> **Exercise requirements**: Which lines in the records below contain the word "backend"? Copy each of them.

> **Data for this exercise**:
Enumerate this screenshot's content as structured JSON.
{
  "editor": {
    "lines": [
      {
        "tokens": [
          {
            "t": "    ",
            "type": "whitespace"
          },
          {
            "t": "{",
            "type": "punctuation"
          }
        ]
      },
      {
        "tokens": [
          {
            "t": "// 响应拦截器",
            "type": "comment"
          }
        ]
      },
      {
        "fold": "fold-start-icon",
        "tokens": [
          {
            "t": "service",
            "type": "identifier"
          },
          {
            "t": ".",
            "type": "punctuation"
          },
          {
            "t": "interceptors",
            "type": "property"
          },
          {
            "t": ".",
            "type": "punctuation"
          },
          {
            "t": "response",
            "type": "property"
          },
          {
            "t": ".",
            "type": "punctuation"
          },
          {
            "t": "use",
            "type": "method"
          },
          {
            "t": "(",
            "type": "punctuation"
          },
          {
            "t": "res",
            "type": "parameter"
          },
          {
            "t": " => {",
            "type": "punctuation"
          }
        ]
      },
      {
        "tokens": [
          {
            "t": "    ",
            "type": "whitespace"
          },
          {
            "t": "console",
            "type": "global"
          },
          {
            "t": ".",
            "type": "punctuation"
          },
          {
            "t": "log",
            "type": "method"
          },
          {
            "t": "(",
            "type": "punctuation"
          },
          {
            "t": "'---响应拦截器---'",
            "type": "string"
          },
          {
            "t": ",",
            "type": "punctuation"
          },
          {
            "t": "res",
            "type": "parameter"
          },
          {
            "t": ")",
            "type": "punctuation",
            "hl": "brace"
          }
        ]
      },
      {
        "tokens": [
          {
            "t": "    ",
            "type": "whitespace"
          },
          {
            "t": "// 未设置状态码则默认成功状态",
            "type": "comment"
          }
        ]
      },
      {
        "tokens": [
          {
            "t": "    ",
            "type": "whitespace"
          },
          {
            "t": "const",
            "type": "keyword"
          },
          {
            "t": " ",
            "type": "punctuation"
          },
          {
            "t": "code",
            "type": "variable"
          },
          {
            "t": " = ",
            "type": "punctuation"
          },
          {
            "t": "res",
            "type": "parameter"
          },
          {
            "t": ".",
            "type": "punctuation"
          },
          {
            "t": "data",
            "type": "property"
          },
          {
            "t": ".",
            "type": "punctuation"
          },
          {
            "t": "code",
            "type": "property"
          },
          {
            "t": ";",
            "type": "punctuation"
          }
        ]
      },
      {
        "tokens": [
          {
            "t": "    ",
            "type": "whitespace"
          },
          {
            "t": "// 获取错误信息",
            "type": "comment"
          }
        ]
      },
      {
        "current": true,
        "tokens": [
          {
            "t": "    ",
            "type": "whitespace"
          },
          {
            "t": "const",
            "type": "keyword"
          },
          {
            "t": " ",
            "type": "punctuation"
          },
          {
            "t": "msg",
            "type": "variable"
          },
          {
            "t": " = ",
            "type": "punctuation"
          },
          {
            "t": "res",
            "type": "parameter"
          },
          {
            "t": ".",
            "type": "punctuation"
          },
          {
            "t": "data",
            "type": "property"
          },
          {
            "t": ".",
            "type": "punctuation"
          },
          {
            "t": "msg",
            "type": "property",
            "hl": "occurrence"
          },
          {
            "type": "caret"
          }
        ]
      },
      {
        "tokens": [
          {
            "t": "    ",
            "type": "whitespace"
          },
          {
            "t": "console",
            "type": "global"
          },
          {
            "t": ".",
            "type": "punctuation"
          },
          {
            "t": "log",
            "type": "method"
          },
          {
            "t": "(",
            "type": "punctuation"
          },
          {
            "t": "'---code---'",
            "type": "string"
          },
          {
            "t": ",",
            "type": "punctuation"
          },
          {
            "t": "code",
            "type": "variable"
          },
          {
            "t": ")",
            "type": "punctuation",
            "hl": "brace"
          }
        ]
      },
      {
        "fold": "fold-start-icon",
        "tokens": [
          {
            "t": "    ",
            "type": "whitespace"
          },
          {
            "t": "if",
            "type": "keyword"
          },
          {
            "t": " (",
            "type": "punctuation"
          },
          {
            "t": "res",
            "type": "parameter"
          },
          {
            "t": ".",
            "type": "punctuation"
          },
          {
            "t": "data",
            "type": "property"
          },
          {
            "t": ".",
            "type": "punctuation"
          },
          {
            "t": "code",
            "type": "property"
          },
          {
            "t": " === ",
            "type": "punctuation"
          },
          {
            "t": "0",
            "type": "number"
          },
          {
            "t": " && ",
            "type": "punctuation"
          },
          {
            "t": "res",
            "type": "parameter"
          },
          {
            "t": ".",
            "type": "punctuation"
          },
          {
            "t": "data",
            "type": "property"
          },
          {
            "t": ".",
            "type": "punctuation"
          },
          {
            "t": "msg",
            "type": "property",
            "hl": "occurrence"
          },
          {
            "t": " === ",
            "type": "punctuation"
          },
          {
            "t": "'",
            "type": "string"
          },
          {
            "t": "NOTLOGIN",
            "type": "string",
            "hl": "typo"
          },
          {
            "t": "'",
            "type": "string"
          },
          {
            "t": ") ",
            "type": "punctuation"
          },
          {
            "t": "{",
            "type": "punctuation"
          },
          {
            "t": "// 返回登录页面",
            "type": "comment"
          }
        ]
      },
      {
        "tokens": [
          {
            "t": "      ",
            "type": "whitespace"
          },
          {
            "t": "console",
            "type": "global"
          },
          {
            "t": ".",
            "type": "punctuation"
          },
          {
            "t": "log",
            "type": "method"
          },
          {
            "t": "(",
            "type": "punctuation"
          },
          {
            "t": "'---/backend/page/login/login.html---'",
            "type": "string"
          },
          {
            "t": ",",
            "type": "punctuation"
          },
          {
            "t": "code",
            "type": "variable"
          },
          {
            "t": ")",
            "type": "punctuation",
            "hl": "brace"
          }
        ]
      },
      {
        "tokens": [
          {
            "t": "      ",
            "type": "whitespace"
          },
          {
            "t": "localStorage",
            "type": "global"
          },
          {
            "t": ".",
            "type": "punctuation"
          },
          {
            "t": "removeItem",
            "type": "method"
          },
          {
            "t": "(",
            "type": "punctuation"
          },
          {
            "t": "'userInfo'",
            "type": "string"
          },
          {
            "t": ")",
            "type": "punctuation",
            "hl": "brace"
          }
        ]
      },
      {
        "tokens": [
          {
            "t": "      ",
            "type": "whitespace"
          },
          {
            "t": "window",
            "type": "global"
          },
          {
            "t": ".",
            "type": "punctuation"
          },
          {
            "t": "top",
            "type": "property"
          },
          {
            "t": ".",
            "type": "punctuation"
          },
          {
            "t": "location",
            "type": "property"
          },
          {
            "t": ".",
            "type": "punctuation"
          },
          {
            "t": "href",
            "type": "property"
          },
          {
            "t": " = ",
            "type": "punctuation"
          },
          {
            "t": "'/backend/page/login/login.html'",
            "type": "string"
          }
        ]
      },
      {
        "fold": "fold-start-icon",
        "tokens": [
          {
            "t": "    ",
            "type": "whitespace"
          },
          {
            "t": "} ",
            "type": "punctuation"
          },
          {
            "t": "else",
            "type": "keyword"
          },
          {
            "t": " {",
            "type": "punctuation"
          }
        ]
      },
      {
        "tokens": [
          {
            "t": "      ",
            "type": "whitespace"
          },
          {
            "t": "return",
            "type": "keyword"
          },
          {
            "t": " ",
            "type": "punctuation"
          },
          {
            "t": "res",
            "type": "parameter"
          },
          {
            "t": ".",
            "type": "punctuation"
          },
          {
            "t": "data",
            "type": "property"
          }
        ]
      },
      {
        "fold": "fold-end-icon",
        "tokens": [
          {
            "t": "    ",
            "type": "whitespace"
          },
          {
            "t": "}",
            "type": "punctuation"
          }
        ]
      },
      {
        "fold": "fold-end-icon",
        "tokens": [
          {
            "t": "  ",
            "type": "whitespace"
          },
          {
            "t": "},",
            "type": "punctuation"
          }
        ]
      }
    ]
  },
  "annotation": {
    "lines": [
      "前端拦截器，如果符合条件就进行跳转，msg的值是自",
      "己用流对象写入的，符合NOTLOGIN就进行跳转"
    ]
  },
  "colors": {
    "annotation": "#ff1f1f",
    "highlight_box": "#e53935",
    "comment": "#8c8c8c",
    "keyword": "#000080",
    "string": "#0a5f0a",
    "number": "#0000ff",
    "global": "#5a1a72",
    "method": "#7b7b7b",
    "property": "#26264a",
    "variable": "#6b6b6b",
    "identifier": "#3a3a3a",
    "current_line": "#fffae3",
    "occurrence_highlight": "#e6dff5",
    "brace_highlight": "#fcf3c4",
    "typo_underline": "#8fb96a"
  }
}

> **Response below**:
            "t": "'---/backend/page/login/login.html---'",
            "t": "'/backend/page/login/login.html'",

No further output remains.